Web page and app entries
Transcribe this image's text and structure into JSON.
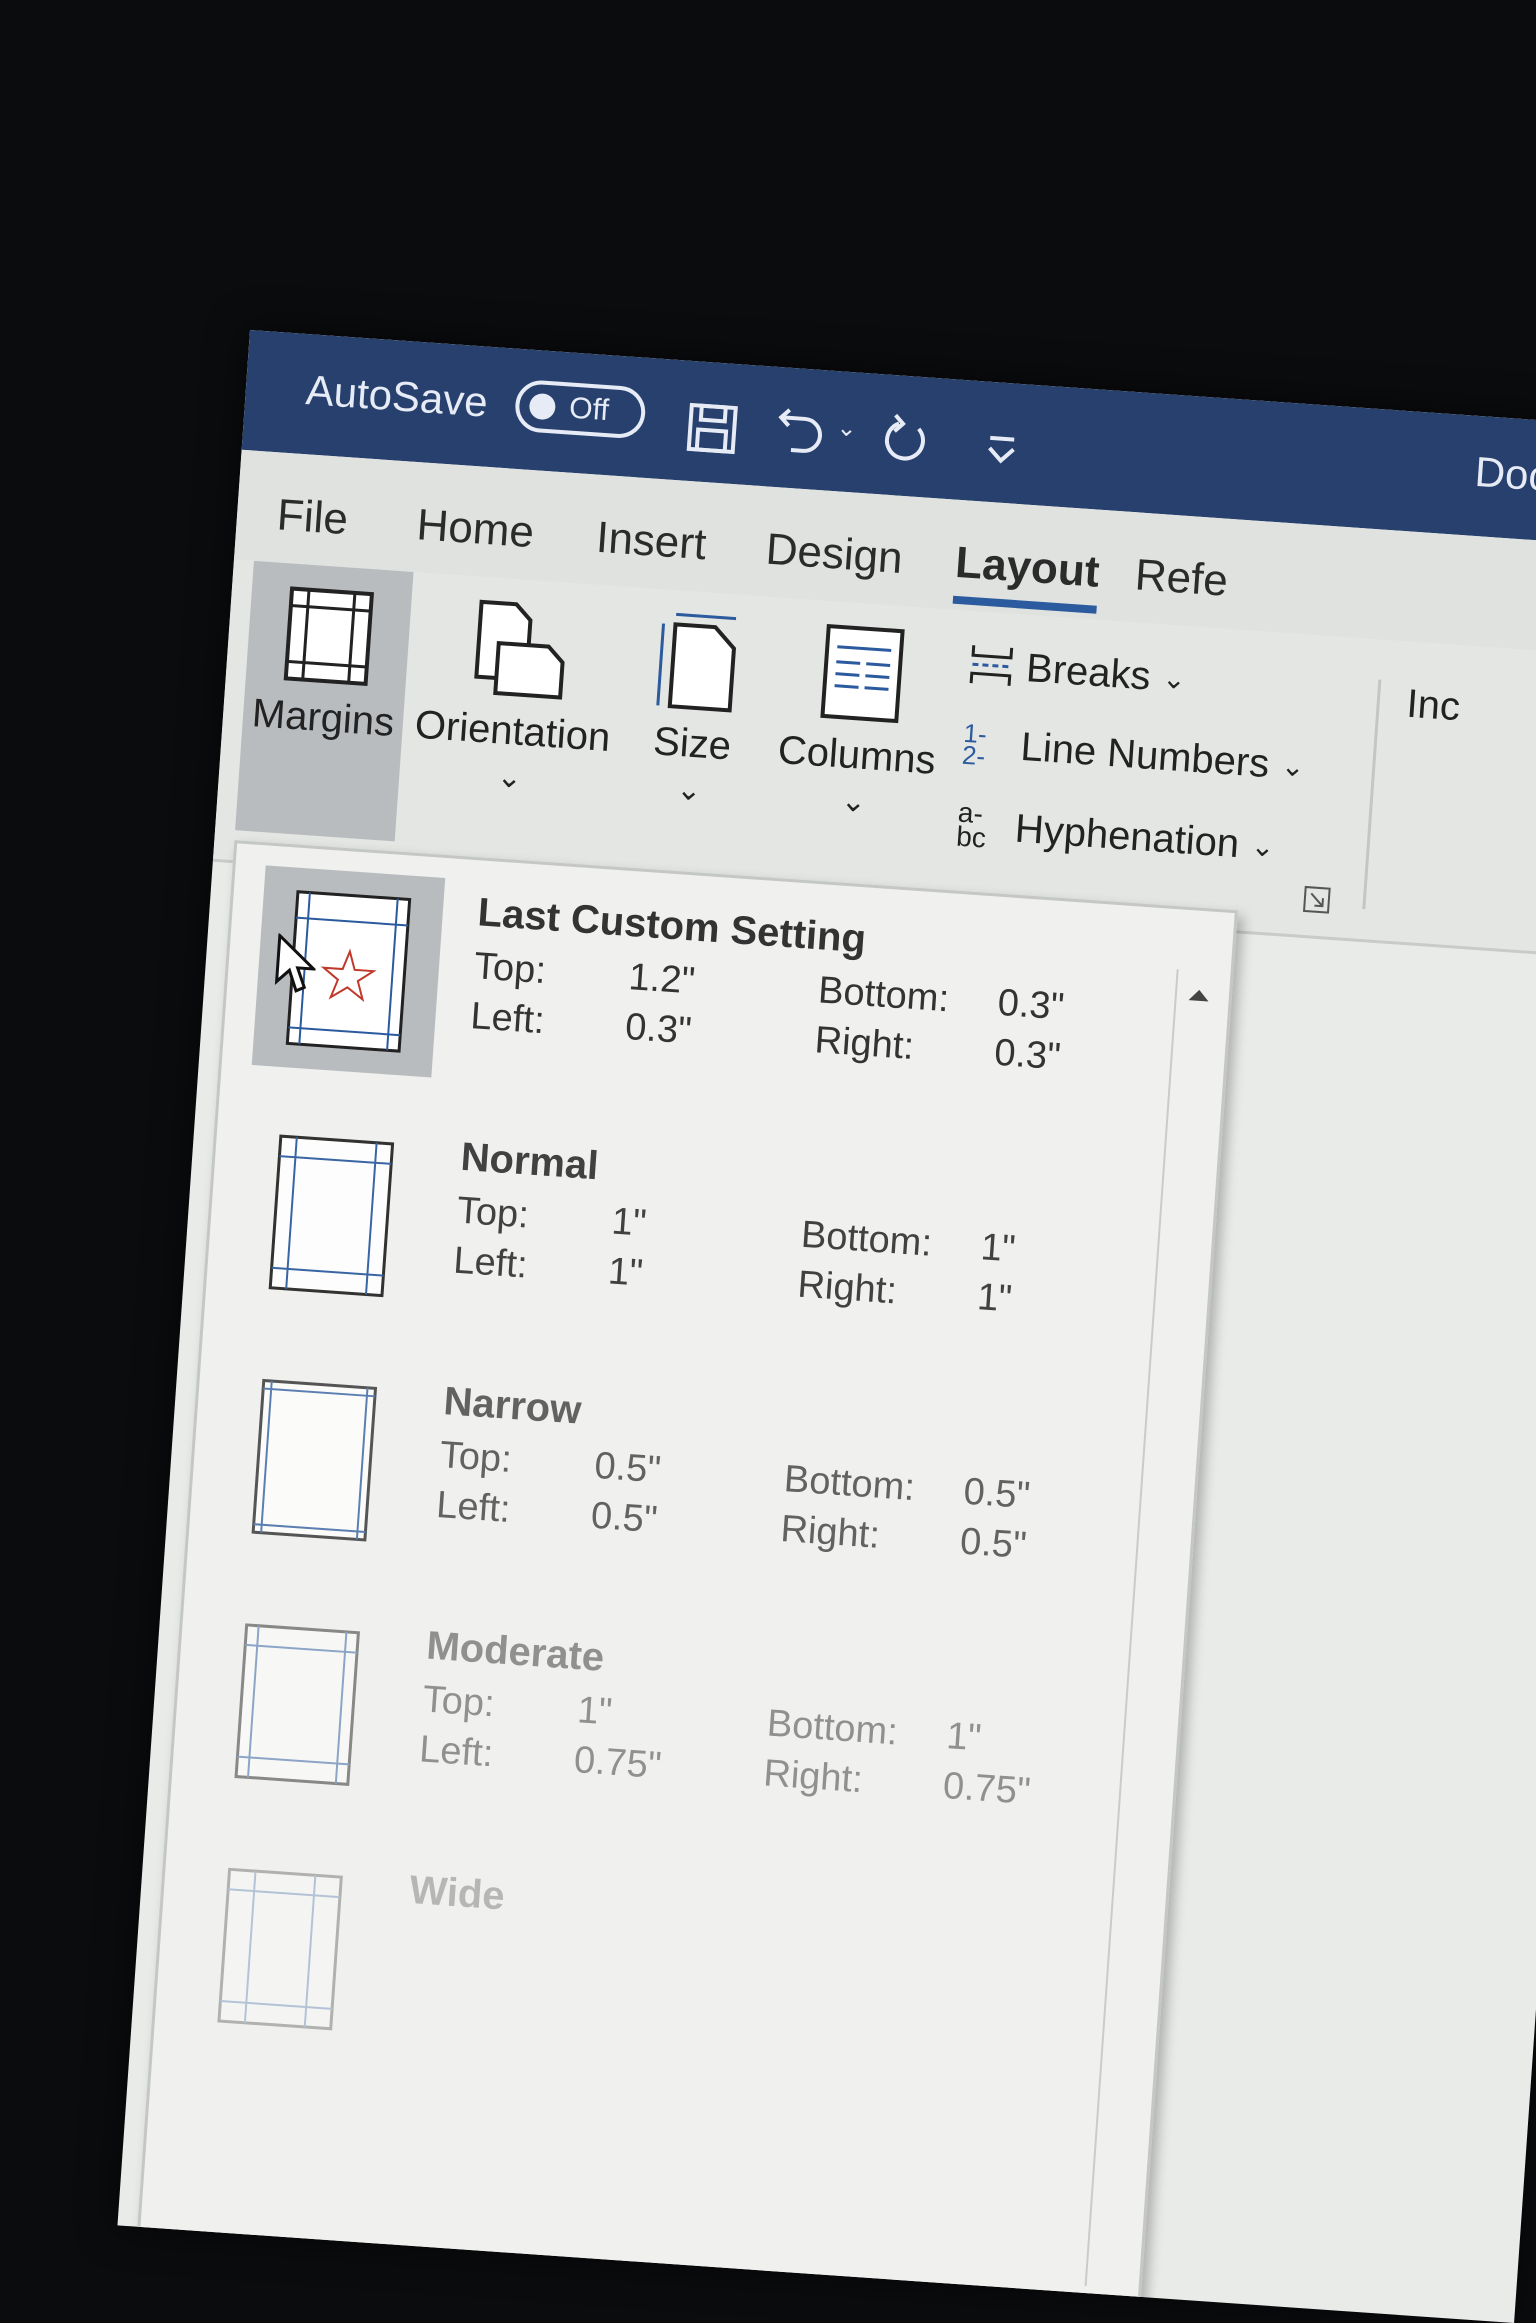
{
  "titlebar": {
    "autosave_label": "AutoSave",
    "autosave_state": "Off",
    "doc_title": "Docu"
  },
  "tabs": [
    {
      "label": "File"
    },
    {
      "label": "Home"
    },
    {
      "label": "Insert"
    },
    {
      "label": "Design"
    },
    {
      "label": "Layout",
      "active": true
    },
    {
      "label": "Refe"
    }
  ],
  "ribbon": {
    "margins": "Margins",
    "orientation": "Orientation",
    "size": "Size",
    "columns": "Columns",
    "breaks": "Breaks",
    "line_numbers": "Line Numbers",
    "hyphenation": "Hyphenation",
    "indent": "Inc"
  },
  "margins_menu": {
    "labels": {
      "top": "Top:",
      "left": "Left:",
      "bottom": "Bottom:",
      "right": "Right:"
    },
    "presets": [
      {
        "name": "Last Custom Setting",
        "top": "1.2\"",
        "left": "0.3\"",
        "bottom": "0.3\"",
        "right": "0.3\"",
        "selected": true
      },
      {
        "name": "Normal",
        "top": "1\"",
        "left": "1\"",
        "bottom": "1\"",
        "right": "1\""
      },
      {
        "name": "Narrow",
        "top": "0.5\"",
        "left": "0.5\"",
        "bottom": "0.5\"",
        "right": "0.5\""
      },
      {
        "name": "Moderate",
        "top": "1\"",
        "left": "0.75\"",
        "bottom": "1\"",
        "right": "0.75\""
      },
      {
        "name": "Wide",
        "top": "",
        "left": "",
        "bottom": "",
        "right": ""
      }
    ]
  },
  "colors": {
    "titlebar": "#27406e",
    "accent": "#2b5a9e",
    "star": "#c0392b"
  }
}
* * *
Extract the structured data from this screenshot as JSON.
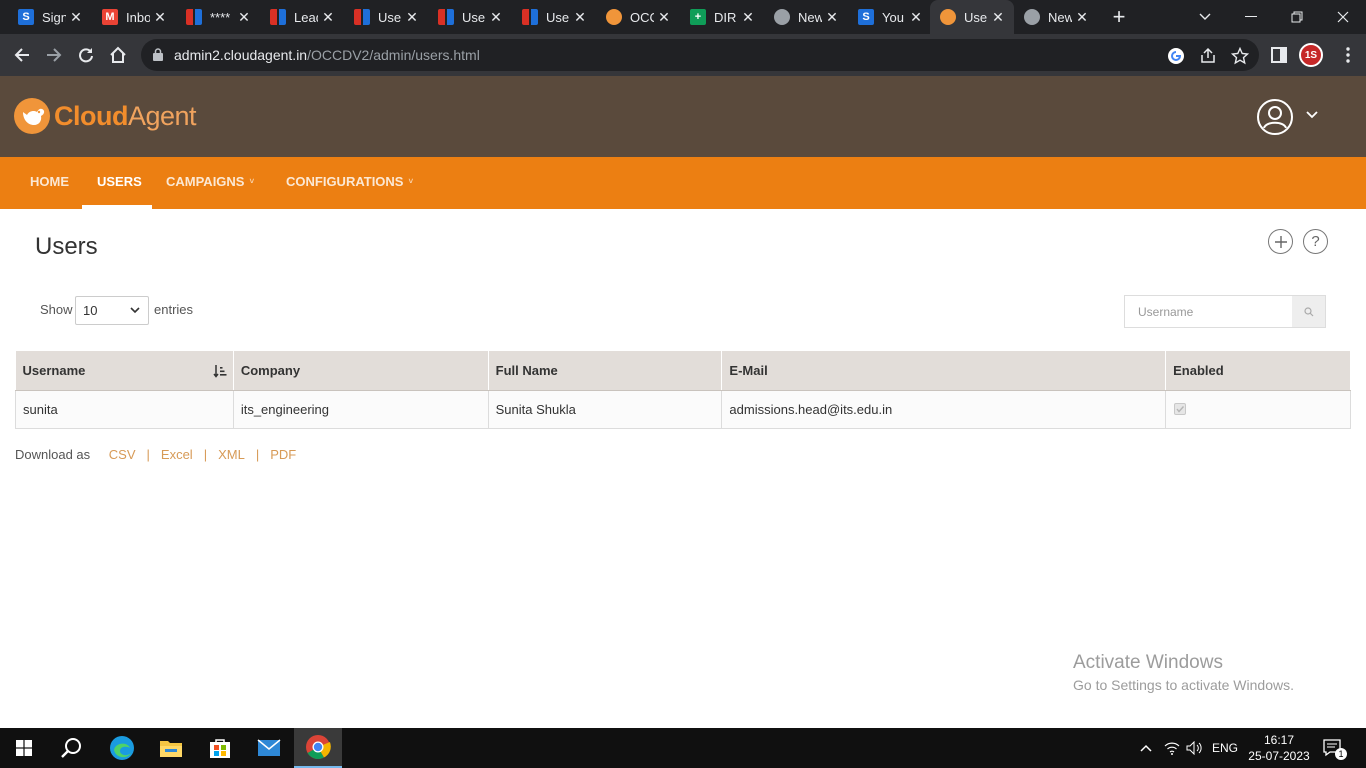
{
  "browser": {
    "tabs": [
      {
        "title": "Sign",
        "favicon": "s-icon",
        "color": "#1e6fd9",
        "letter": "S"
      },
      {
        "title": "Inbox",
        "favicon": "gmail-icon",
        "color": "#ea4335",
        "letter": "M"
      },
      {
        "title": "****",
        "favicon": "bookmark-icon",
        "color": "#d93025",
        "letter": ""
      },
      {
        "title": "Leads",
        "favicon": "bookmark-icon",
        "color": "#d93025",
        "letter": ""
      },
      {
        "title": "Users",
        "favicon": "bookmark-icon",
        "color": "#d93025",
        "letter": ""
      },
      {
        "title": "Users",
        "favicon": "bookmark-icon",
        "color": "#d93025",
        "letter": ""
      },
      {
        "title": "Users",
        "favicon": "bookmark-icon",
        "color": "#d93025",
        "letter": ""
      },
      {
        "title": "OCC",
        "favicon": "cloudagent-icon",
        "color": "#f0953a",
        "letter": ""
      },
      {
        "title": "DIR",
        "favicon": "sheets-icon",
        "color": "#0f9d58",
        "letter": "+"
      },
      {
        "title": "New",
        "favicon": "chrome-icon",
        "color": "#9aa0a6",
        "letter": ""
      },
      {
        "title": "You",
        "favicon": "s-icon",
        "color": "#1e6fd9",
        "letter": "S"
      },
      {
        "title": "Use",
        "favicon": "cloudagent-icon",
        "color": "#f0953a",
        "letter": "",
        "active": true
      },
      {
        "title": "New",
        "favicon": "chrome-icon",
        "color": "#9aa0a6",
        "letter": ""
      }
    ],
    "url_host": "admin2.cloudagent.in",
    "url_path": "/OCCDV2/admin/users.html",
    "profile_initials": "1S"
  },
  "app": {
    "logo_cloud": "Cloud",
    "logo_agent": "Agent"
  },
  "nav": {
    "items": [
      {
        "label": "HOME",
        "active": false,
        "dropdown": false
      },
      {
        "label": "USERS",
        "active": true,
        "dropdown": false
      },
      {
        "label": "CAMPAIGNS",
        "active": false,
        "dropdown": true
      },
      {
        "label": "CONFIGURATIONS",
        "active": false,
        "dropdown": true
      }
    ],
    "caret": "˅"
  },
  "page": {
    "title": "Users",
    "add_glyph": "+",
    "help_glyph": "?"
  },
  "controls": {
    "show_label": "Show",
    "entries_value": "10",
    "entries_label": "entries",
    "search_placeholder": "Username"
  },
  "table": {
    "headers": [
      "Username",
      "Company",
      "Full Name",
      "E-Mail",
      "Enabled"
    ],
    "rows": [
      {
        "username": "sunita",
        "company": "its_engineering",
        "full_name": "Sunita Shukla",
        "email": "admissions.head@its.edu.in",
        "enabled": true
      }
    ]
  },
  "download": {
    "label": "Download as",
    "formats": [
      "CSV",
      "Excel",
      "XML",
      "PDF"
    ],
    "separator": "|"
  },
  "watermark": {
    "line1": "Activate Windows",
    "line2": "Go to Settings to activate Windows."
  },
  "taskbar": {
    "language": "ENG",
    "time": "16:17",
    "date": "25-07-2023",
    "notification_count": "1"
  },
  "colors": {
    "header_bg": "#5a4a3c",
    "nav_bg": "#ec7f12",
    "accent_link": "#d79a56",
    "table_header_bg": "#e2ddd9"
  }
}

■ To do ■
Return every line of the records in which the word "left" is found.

■ Result of this exercise ■
      "left": "Left:",
        "left": "0.3\"",
        "left": "1\"",
        "left": "0.5\"",
        "left": "0.75\"",
        "left": "",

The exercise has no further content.